But there is a solution to both the problems of the truck driver and my dear uncle, and it is– the introduction of the Goods and Services Tax (Popularly known as VAT globally). But before coming to that, let to highlight the present indirect taxation structure and its limitations.
As can be seen, presently there are majorly 5 types of indirect taxes levied by Centre (Excise, and Service Tax, Customs) and State (Sales, VAT, Entry Tax among others) combined. These are as per powers drawn from the Constitution.
Due to presence of a federal structure and inelasticity between Centre and State Govt, credit for taxes paid to Union Govt. (CENVAT paid on Excise and Service Tax, Central Sales Tax on inter-state sale of Goods) and that to State Govt (VAT on intra state sale, octroi, others) are not allowed for set off from each other. This leads to double taxation, complexity and negates the basic concept of neutrality.
Incumbent structure leads to double taxation, complexity and negates the basic concept of neutrality.
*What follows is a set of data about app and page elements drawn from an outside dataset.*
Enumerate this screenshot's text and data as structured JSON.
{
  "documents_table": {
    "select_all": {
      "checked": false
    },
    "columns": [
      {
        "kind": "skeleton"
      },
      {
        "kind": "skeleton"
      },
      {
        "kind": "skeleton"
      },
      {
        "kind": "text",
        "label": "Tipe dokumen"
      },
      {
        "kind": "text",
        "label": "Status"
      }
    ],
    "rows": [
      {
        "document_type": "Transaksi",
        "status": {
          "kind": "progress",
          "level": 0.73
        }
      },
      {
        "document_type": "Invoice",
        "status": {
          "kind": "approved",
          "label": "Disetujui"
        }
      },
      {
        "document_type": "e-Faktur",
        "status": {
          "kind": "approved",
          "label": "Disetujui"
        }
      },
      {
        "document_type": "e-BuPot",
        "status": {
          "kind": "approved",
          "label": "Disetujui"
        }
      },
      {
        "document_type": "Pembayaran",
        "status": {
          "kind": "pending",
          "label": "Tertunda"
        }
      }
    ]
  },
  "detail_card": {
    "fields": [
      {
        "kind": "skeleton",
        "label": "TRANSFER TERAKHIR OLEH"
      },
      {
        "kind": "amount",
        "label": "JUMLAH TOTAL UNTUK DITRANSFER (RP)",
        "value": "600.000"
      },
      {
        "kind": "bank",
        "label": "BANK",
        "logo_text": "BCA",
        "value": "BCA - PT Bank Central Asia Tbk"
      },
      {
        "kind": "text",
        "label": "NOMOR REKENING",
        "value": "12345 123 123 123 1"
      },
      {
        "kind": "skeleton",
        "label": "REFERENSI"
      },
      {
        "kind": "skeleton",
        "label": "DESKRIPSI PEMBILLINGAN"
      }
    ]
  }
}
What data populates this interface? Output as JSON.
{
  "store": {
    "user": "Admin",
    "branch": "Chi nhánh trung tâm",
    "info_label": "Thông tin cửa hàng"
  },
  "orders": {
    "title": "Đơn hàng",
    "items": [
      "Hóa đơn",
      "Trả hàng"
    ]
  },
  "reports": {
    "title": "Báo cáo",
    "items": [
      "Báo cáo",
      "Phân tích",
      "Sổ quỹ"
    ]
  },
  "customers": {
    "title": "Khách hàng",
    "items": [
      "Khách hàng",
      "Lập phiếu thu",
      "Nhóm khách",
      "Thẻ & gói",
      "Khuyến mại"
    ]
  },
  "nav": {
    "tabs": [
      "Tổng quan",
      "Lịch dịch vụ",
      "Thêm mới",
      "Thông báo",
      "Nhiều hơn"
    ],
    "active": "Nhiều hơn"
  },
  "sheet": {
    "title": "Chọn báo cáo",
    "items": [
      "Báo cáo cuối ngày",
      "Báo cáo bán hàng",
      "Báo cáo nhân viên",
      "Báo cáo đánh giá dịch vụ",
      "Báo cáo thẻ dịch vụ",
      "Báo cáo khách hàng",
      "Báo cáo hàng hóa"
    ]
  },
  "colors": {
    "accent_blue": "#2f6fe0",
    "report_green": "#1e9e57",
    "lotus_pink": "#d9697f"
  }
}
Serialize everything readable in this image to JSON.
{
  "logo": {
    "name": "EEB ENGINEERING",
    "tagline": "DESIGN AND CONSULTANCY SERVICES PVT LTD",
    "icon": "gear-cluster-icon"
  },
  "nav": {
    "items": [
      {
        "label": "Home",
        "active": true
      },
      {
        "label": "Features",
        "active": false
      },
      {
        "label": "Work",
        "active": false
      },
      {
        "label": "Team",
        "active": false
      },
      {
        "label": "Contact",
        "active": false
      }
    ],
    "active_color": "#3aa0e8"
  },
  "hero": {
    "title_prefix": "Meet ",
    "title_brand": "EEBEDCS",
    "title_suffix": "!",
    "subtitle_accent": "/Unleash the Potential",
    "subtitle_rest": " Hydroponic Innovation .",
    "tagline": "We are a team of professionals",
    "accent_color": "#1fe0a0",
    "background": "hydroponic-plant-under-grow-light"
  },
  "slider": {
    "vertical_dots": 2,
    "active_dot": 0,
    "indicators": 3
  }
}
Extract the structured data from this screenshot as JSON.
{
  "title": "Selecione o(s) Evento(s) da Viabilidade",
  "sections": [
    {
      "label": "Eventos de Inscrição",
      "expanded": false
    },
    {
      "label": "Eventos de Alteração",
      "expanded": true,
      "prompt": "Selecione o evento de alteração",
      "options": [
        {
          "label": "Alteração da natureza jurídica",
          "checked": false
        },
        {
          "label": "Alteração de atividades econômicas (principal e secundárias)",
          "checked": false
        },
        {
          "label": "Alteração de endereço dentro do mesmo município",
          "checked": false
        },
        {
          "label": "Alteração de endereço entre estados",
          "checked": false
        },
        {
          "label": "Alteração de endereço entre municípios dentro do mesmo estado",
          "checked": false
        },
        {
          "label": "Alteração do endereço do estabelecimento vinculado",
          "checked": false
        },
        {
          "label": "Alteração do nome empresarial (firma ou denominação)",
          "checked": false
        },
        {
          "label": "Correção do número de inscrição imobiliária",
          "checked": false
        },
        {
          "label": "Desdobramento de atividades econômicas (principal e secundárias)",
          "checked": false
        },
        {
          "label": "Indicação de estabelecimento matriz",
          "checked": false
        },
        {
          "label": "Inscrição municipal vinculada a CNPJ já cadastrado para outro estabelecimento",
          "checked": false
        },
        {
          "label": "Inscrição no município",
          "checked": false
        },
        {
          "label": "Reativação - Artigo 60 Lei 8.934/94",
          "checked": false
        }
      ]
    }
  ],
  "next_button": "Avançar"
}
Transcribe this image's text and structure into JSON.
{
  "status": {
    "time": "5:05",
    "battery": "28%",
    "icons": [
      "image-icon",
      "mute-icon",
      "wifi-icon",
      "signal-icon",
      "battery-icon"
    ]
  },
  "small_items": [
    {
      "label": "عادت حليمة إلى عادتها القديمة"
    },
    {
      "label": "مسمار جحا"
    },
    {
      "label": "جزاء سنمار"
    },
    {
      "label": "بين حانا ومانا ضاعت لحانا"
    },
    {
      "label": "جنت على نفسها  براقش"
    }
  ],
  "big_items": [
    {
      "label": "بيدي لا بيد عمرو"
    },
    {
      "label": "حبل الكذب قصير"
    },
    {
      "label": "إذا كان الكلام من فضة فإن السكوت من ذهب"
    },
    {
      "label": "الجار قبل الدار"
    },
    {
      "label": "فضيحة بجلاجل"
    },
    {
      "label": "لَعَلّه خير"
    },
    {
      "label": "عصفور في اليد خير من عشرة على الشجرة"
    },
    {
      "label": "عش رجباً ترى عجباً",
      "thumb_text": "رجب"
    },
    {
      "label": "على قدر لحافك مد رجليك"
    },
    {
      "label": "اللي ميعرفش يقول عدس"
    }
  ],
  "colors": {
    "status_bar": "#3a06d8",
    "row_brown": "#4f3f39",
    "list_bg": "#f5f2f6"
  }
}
Though after introduction of VAT in 2005 was a relief, the present structure still suffers from serious lapses
- Different laws for taxing Goods and Services leads to extreme ambiguity and legislation
- Origin based structure fails to take into account value added in chain of distribution e.g. Central Excise does not account for value added for dealers
- Multiplicity of Central and State taxes leads to high compliance, maintenance of books and confusion
- Tax on tax (Tax cascading) is widespread due to above reasons, which leads to rise in ultimate price offered to you and me for consumption.
Coming back to GST–
5) What is GST and how it will prove to be India’s silver bullet
GST is a broad based and a single comprehensive tax levied on goods and services consumed in an economy. Its main objective is to consolidate all indirect tax levies into a single tax (except basic custom duty) under one umbrella.
France was the first country to adopt GST and now more than 150 nations across the globe vouch it as a favourable tax structure. For example, GST’s introduction in New Zealand in 1987, yielded revenues 45% higher than anticipated. The GST in Canada resulted in an increase in GDP by 1.4%.
Refer below for the GST rates in different countries with highest in Denmark and Sweden at 25% and lowest at 5% in Japan, Malaysia, and Taiwan.
- Goods and Services in One Basket –
By bringing both goods and services under one ambit, it does away with unnecessary legislations and wastage of efforts of judging “Sale Vs Service”
- Destination based tax –
Unlike excise, it is not an origin based tax but which takes into account activity at each stage of making goods available to the consumer.
- Unified market eliminating multiplicity of taxes –
The GST will cut down the large number of taxes imposed by the central government and states and would facilitate seamless movement of goods across states and reduce the transaction cost of businesses.
- Elimination Tax on Tax –
GST is a tax levied throughout the chain of production, and distribution with credit for the earlier stage available for set off on the next stage.
- Neutrality –
Facilitate investment decisions being made on purely economic concerns, independent of tax considerations.
- Promotes exports –
Foreign trade indicates that the rate of growth of exports will be significantly higher than that for imports.
It a nutshell, the present vicious cycle of “narrow base – high rate – low compliance” would change to a virtuous cycle of “wider base-lower rate-better compliance”.
Stay tuned for Part 2, where we will see the proposed GST Model in India along with an illustration, and judge how indirect taxation stands to change by the onset of the Goods and Services tax.
http://economydecoded.com/2015/10/how-gst-would-change-taxation-in-india-part-2.html (Part 2)
Views presented in the article are those of the author and not of ED.